Baghdad's mayor decries his ouster, and rioters in the south protest their leadership. A bombing in the capital and other violence kill at least 21. (LA Times)

Early Pullout Unlikely In Iraq

Military official says withdrawal at least a year off. (Washington Post)

Iraqi Arabs Flock to Kurdish North for Jobs, Safety

Each morning before dawn, hundreds of Arabs from southern Iraq gather near a mosque in this northern Kurdish city hoping to find work on one of scores of construction sites dotting the landscape. (Reuters)

Despite Crushing Costs, Iraqi Cabinet Lets Big Subsidies Stand

A proposal by Iraq's finance minister to reduce the enormous fuel and food subsidies that consume roughly a third of the government's budget and largely crush economic growth has been rejected by the cabinet after a recent similar move in Yemen set off fatal riots there. (NY Times)


What's Wrong With Throwing Out People Who Incite Violence?

So Tony Blair is a Nazi. Or worse, he is a petty dictator who wants to scrap all the liberties and laws the Brits have accrued over the centuries. Why is the man who just won a national election being called such names? Well, he simply said, "enough is enough." It is high time he said it and acted on it. (Arab News)

No End in Sight in Iraq

We're stuck in a murderous quagmire without even the suggestion of an end in sight. (NY Times)

What Mideast Reform Will Require

As Monday's deadline approaches for drafting the constitution for the new government of Iraq, more than the future of that war-torn country is at stake. (Washington Post)

If Cindy and Akbar Could Meet

The US mother who lost a son in Iraq and a jailed pro-democracy Iranian dissident might find a common ground. (CS Monitor)

Doublespeak on Nuke Power

The only thing certain about the confrontation from here on is that there is going to be a lot of hypocrisy and doublespeak from all participants. This therefore is the moment to grab some basics to help cut through the coming posture-striking and rhetoric. (Arab News)

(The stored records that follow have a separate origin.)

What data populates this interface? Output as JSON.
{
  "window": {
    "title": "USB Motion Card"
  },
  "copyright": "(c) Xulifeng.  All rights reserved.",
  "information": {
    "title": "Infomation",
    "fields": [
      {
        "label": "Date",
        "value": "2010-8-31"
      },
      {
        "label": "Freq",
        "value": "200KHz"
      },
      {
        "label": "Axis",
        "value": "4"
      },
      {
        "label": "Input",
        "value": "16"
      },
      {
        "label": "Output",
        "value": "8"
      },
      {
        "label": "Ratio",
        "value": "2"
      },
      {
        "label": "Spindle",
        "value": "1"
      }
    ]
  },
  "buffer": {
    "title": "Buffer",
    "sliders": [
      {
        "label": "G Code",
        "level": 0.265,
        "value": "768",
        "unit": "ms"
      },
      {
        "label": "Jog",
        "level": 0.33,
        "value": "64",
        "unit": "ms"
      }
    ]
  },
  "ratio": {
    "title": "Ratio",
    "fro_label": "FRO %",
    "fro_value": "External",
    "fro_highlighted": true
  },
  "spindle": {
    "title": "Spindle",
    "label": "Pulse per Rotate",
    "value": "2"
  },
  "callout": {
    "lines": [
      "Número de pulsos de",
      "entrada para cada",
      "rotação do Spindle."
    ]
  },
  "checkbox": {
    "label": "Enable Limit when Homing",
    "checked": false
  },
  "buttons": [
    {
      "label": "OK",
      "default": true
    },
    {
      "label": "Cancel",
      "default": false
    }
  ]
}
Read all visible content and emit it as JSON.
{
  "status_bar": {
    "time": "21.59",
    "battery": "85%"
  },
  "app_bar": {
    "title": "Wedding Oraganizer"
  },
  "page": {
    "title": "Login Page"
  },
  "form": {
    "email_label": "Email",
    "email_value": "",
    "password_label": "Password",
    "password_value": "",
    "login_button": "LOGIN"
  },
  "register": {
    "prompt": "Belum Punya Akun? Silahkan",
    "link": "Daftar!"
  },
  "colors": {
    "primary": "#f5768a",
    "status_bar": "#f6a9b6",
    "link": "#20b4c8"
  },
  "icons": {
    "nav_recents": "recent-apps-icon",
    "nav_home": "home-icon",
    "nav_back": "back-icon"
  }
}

A New Approach Is Needed In Talks With Iran Over Its Nuclear Program

Now that Iran has resumed its nuclear activities, it is worth assessing the shortcomings of the European Union's approach in its negotiations with Tehran over its nuclear program. (The Daily Star)

The Insider Daily Investigative Report (DIR) is a summary of major news articles and broadcasts relating to investigative news, including international terrorism and developments in Iraq. The DIR is edited daily from foreign and U.S. sources by Chris Isham, Hoda Osman and Brinda Adhikari of the ABC News Investigative Unit. The views expressed here do not necessarily reflect those of ABCNEWS.